“So that’ll be...5 gold.”
A stick with some bark shaved off. Five gold for that? That sounded reasonable. Sure, it was a bit much for a twig, but it was what the twig did that really sealed the deal for random stranger number 24, or Darek, as he called himself.
Now about 6 gold and 1 silver richer, Lennard found the current time to be as perfect as any to stop selling the random stuff he picked up from the forest and instead go set up a small camp. The usual nightly routine. Sans the town centre pickpocketing, but he could do that in the morning!
“Len, don’t tell me you’re considering stealing tomorrow.” a stern voice hissed from inside the teen’s hood as he walked. “It was difficult enough convincing you to use slightly less illegal persuasion tactics to obtain money. Don’t-”
“Percy, It’ll be fine.” The reassurance was only for Percival, though it was a statement Len said to himself all too often. Brief anxieties could always be remedied with an evening trek through the forest anyway, so it was never of enough concern to him to warrant an acknowledgement.
The dappled patterns of moonlight mingled with leaves on the floor gave a somewhat serene atmosphere to the forest. It was a welcome accompaniment - maybe he and the moon would find something together while his cat complained in the background. Maybe they’d discover an ancient but still comfortable cabin…
Though, speaking of his cat, his cat was speaking. An irritated muttering concealed by hood and hair, but still-
A tree in his face.
“...howsabout we rest here tonight?”
“I was going to suggest we find a tavern, but we’re clearly too far into the forest for that.” At long last, Percival took a few steps out of the boy’s hood to truly examine the area with eyes that could match the colour of a leaf in summer lighting. Somehow, despite their... often more woodland housing than what was typical for the average humanoid, the cat managed to keep his fur as sleek as the fire it resembled. Smooth, soft, really anything that could be desired of a cat. A cat belonging to a rich family, that was. Len preferred to call the style uptight.
Upon further inspection of the area, Len noted that his feline friend was entirely correct about their location. There was no tavern in sight. Only trees and the sky. At least it wasn’t wolves for once.
A backache wasn’t the rudest awakening Len had ever received, but he’d admit it wasn’t the most polite either. Percy had said he’d regret sleeping against a tree, but they’d learned by this point that he took that sort of comment as encouragement. It was often irritating.

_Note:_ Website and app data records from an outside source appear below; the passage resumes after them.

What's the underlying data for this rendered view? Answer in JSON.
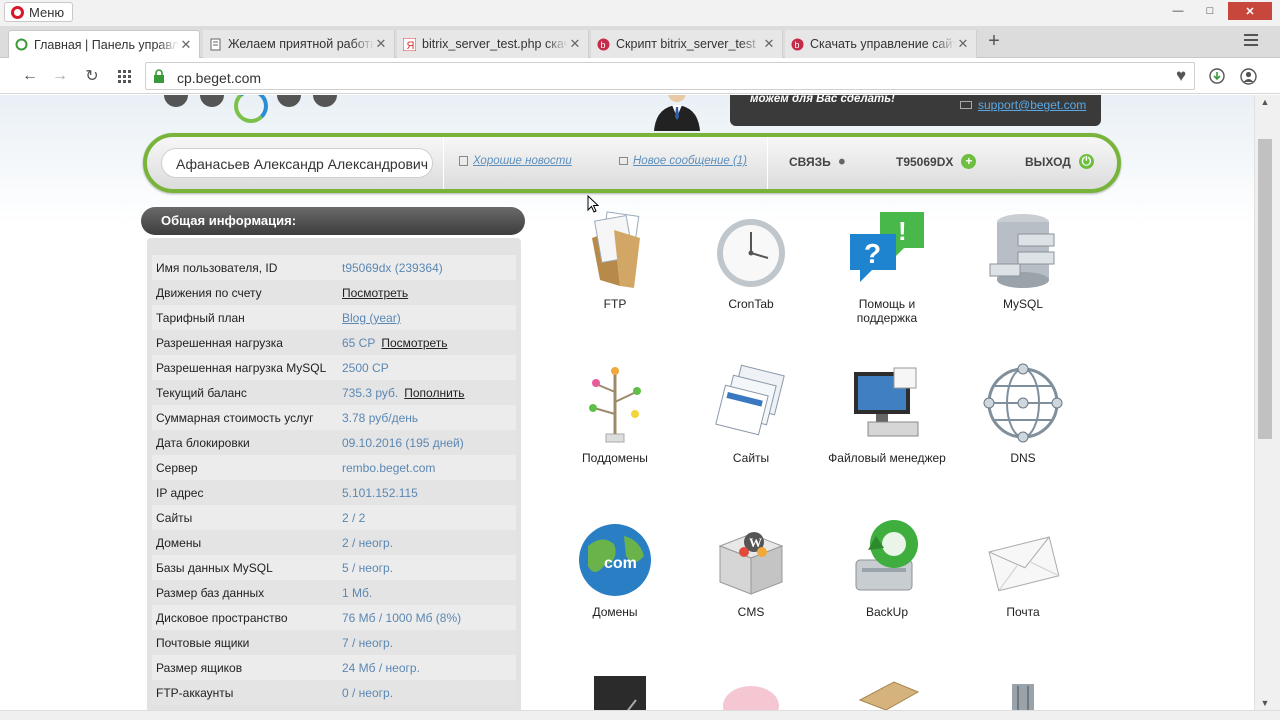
{
  "browser": {
    "menu_label": "Меню",
    "tabs": [
      {
        "title": "Главная | Панель управления",
        "active": true
      },
      {
        "title": "Желаем приятной работы",
        "active": false
      },
      {
        "title": "bitrix_server_test.php скачать",
        "active": false
      },
      {
        "title": "Скрипт bitrix_server_test",
        "active": false
      },
      {
        "title": "Скачать управление сайтом",
        "active": false
      }
    ],
    "new_tab": "+",
    "url": "cp.beget.com"
  },
  "header": {
    "support_text": "можем для Вас сделать!",
    "support_email": "support@beget.com"
  },
  "userbar": {
    "user_name": "Афанасьев Александр Александрович",
    "news_link": "Хорошие новости",
    "message_link": "Новое сообщение (1)",
    "contact_label": "СВЯЗЬ",
    "account_label": "T95069DX",
    "logout_label": "ВЫХОД"
  },
  "info": {
    "title": "Общая информация:",
    "rows": [
      {
        "label": "Имя пользователя, ID",
        "value": "t95069dx (239364)",
        "action": ""
      },
      {
        "label": "Движения по счету",
        "value": "",
        "action": "Посмотреть"
      },
      {
        "label": "Тарифный план",
        "value": "Blog (year)",
        "action": ""
      },
      {
        "label": "Разрешенная нагрузка",
        "value": "65 CP",
        "action": "Посмотреть"
      },
      {
        "label": "Разрешенная нагрузка MySQL",
        "value": "2500 CP",
        "action": ""
      },
      {
        "label": "Текущий баланс",
        "value": "735.3 руб.",
        "action": "Пополнить"
      },
      {
        "label": "Суммарная стоимость услуг",
        "value": "3.78 руб/день",
        "action": ""
      },
      {
        "label": "Дата блокировки",
        "value": "09.10.2016 (195 дней)",
        "action": ""
      },
      {
        "label": "Сервер",
        "value": "rembo.beget.com",
        "action": ""
      },
      {
        "label": "IP адрес",
        "value": "5.101.152.115",
        "action": ""
      },
      {
        "label": "Сайты",
        "value": "2 / 2",
        "action": ""
      },
      {
        "label": "Домены",
        "value": "2 / неогр.",
        "action": ""
      },
      {
        "label": "Базы данных MySQL",
        "value": "5 / неогр.",
        "action": ""
      },
      {
        "label": "Размер баз данных",
        "value": "1 Мб.",
        "action": ""
      },
      {
        "label": "Дисковое пространство",
        "value": "76 Мб / 1000 Мб (8%)",
        "action": ""
      },
      {
        "label": "Почтовые ящики",
        "value": "7 / неогр.",
        "action": ""
      },
      {
        "label": "Размер ящиков",
        "value": "24 Мб / неогр.",
        "action": ""
      },
      {
        "label": "FTP-аккаунты",
        "value": "0 / неогр.",
        "action": ""
      }
    ]
  },
  "tiles": [
    {
      "label": "FTP",
      "icon": "ftp-folder-icon"
    },
    {
      "label": "CronTab",
      "icon": "clock-icon"
    },
    {
      "label": "Помощь и поддержка",
      "icon": "help-bubble-icon"
    },
    {
      "label": "MySQL",
      "icon": "database-cabinet-icon"
    },
    {
      "label": "Поддомены",
      "icon": "tree-icon"
    },
    {
      "label": "Сайты",
      "icon": "websites-stack-icon"
    },
    {
      "label": "Файловый менеджер",
      "icon": "computer-icon"
    },
    {
      "label": "DNS",
      "icon": "globe-network-icon"
    },
    {
      "label": "Домены",
      "icon": "com-globe-icon"
    },
    {
      "label": "CMS",
      "icon": "cms-box-icon"
    },
    {
      "label": "BackUp",
      "icon": "backup-drive-icon"
    },
    {
      "label": "Почта",
      "icon": "envelope-icon"
    }
  ],
  "colors": {
    "accent_green": "#78b43a",
    "link_blue": "#5b87b3",
    "dark_header": "#3d3d3d"
  }
}
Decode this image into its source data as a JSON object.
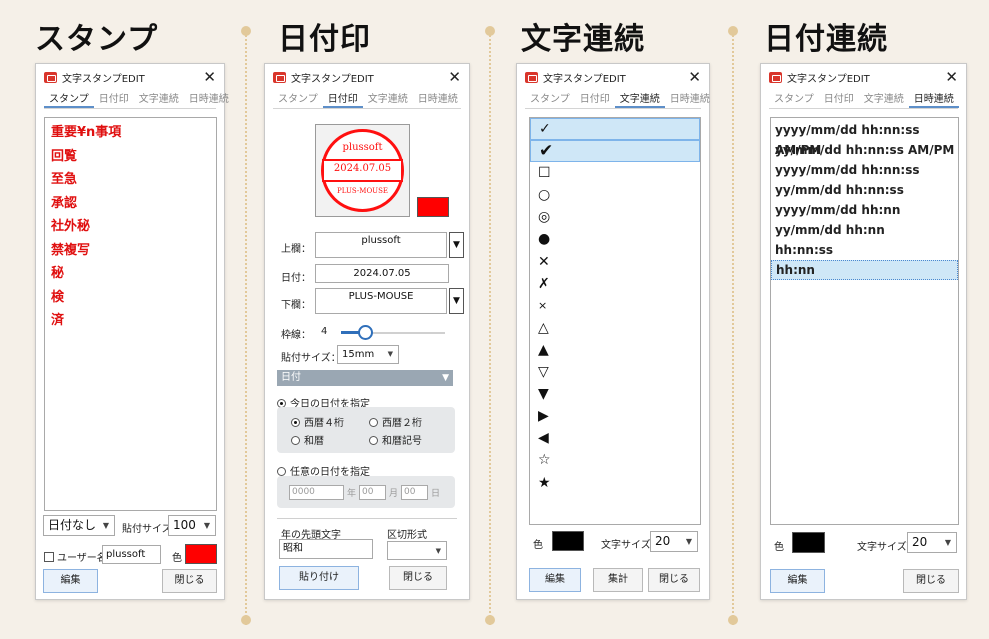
{
  "headings": [
    "スタンプ",
    "日付印",
    "文字連続",
    "日付連続"
  ],
  "window_title": "文字スタンプEDIT",
  "close_glyph": "✕",
  "tabs": [
    "スタンプ",
    "日付印",
    "文字連続",
    "日時連続"
  ],
  "panel1": {
    "items": [
      "重要¥n事項",
      "回覧",
      "至急",
      "承認",
      "社外秘",
      "禁複写",
      "秘",
      "検",
      "済"
    ],
    "date_select": "日付なし",
    "size_label": "貼付サイズ",
    "size_value": "100",
    "user_label": "ユーザー名",
    "user_value": "plussoft",
    "color_label": "色",
    "edit_button": "編集",
    "close_button": "閉じる"
  },
  "panel2": {
    "preview": {
      "top": "plussoft",
      "date": "2024.07.05",
      "bottom": "PLUS-MOUSE"
    },
    "upper_label": "上欄：",
    "upper_value": "plussoft",
    "date_label": "日付：",
    "date_value": "2024.07.05",
    "lower_label": "下欄：",
    "lower_value": "PLUS-MOUSE",
    "border_label": "枠線：",
    "border_value": "4",
    "border_level": 0.23,
    "size_label": "貼付サイズ：",
    "size_value": "15mm",
    "section_title": "日付",
    "today_label": "今日の日付を指定",
    "fmt_options": [
      "西暦４桁",
      "西暦２桁",
      "和暦",
      "和暦記号"
    ],
    "any_label": "任意の日付を指定",
    "year_value": "0000",
    "year_unit": "年",
    "month_value": "00",
    "month_unit": "月",
    "day_value": "00",
    "day_unit": "日",
    "prefix_label": "年の先頭文字",
    "prefix_value": "昭和",
    "sep_label": "区切形式",
    "paste_button": "貼り付け",
    "close_button": "閉じる"
  },
  "panel3": {
    "items": [
      "✓",
      "✔",
      "☐",
      "○",
      "◎",
      "●",
      "✕",
      "✗",
      "×",
      "△",
      "▲",
      "▽",
      "▼",
      "▶",
      "◀",
      "☆",
      "★"
    ],
    "color_label": "色",
    "size_label": "文字サイズ",
    "size_value": "20",
    "edit_button": "編集",
    "count_button": "集計",
    "close_button": "閉じる"
  },
  "panel4": {
    "items": [
      "yyyy/mm/dd hh:nn:ss AM/PM",
      "yy/mm/dd hh:nn:ss AM/PM",
      "yyyy/mm/dd hh:nn:ss",
      "yy/mm/dd hh:nn:ss",
      "yyyy/mm/dd hh:nn",
      "yy/mm/dd hh:nn",
      "hh:nn:ss",
      "hh:nn"
    ],
    "color_label": "色",
    "size_label": "文字サイズ",
    "size_value": "20",
    "edit_button": "編集",
    "close_button": "閉じる"
  },
  "colors": {
    "stamp_red": "#ff0000",
    "accent_blue": "#5d8fc9",
    "divider_tan": "#e2c99a",
    "background": "#f5f0e8"
  },
  "icons": {
    "app": "app-stamp-icon",
    "close": "close-icon",
    "dropdown": "chevron-down-icon"
  }
}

No amount of pet peeves would prevent his antics, though. Percival could only steer him away from deadly decisions, which were few and far between. Whether that was for better or for worse was the least of his concerns.
“I have many regrets,” was the first thing Len said that morning, “but I’m sure today will be fine. Isn’t Jared performing today?”
Jared would indeed be performing in the town square that afternoon. Logging information was something that Len was actually quite good for, a strange yet welcomed talent. How he obtained the information was another story, though it was mainly hearsay and advertisements in this case - in other cases, he went with more unorthodox methods.
“Hey, are you the guy that sold me that twig last night?” It turned out alleyways weren’t the best places to wait near. Len probably should’ve known that fact already, but it mattered little to him once he’d learnt it. People didn’t bother him unless he’d bothered them.
“I believe so.” Percival would scold him for this later. “What’s it to you? I already told you, if you’re not satisfied then-”“Yes, no refunds, I get it.” The man - Darek, if he recalled correctly, it wasn’t so long ago - gave a threatening chuckle. “Too bad I ain’t askin’ nicely. Hand it over.”
“What, your 5 gold?” It was Len’s turn to laugh. “No can do, friend. I already spent it on-”“I know your type,” the interruption had Len wanting to protest, but he bit his tongue, “You’ve scammed plenty. Betcha got a whole bag o’ coins stashed away in a pocket somewhere, an’ I want compensation.”
“Is that a knife or are you just happy to see me?”
It was safe to say that, after asking, Len ran for his life. It often turned out that being six foot and seven inches tall had its perks.